### Data under study ###
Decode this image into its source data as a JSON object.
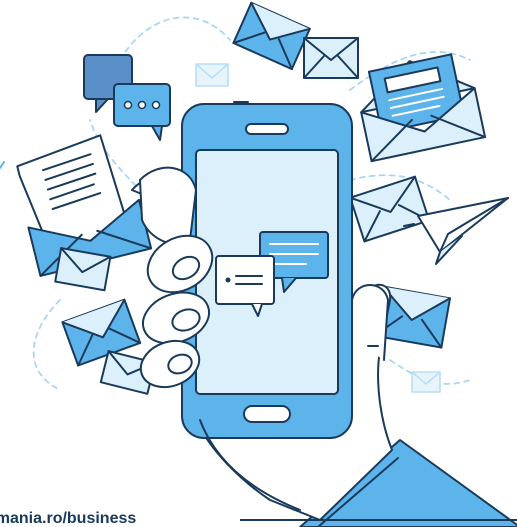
{
  "illustration": {
    "subject": "hand-holding-smartphone-with-messages",
    "colors": {
      "outline": "#1a3a5c",
      "primary": "#5cb4ea",
      "light": "#dcf0fc",
      "paper": "#ffffff",
      "dashed": "#a9d7f3"
    }
  },
  "footer": {
    "url_text": "omania.ro/business"
  }
}
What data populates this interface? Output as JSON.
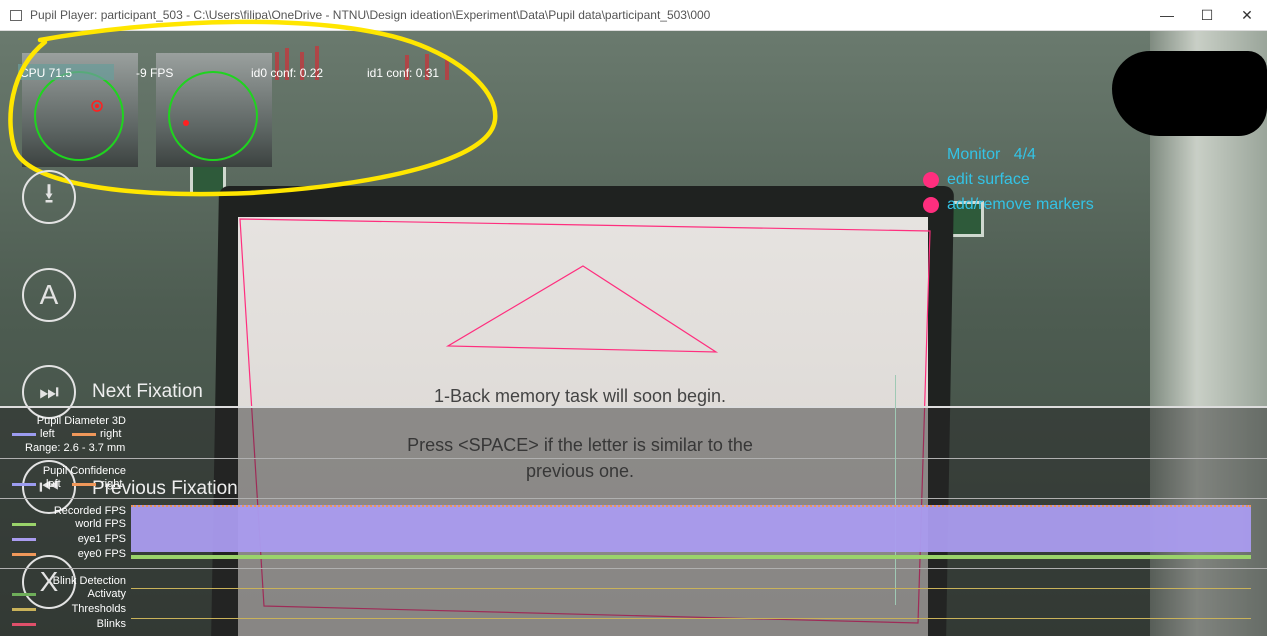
{
  "window": {
    "title": "Pupil Player: participant_503 - C:\\Users\\filipa\\OneDrive - NTNU\\Design ideation\\Experiment\\Data\\Pupil data\\participant_503\\000",
    "minimize": "—",
    "maximize": "☐",
    "close": "✕"
  },
  "hud": {
    "cpu": "CPU 71.5",
    "fps": "-9 FPS",
    "id0_conf": "id0 conf: 0.22",
    "id1_conf": "id1 conf: 0.31"
  },
  "screen_text": {
    "line1": "1-Back memory task will soon begin.",
    "line2": "Press <SPACE> if the letter is similar to the",
    "line3": "previous one."
  },
  "side_buttons": {
    "download_glyph": "⭳",
    "annotation_glyph": "A",
    "next_glyph": "⏭",
    "next_label": "Next Fixation",
    "prev_glyph": "⏮",
    "prev_label": "Previous Fixation",
    "blink_glyph": "X"
  },
  "surface_menu": {
    "name": "Monitor",
    "count": "4/4",
    "edit": "edit surface",
    "add_remove": "add/remove markers",
    "dot_color": "#ff2e7e",
    "text_color": "#33c3e6"
  },
  "timeline": {
    "pupil_diameter": {
      "title": "Pupil Diameter 3D",
      "left": "left",
      "right": "right",
      "range": "Range: 2.6 - 3.7 mm"
    },
    "pupil_confidence": {
      "title": "Pupil Confidence",
      "left": "left",
      "right": "right"
    },
    "fps": {
      "title": "Recorded FPS",
      "world": "world FPS",
      "eye1": "eye1 FPS",
      "eye0": "eye0 FPS"
    },
    "blink": {
      "title": "Blink Detection",
      "activity": "Activaty",
      "thresholds": "Thresholds",
      "blinks": "Blinks"
    },
    "colors": {
      "left": "#9c9cf0",
      "right": "#f0985a",
      "world": "#9ad36a",
      "eye1": "#aa9cf0",
      "eye0": "#f0985a",
      "activity": "#6fae5a",
      "thresholds": "#c9b25a",
      "blinks": "#e0506a"
    }
  },
  "annotation_color": "#ffe600"
}
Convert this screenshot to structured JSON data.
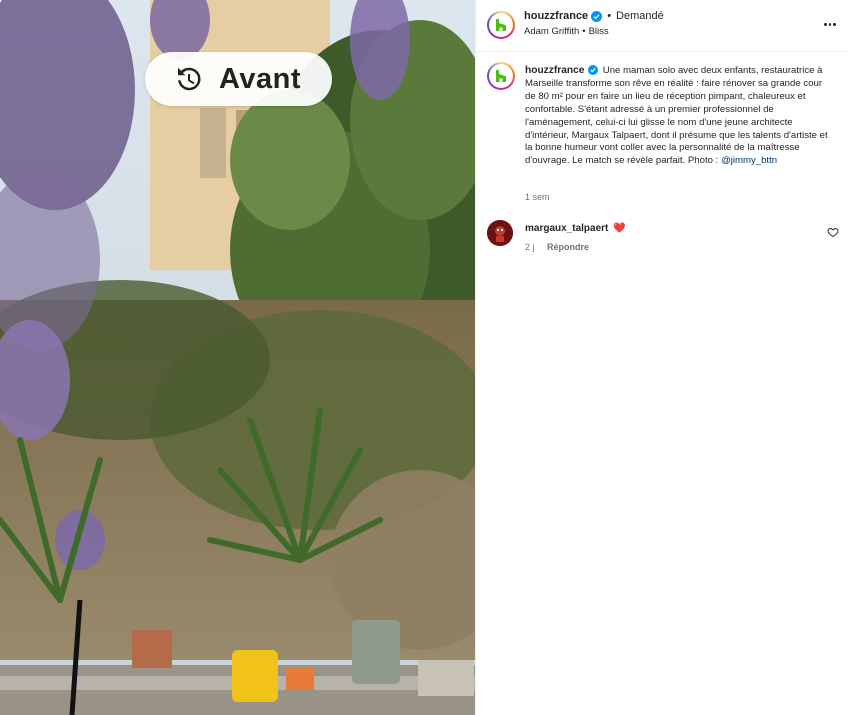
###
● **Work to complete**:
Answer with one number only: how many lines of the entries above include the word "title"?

● **Finished task**:
5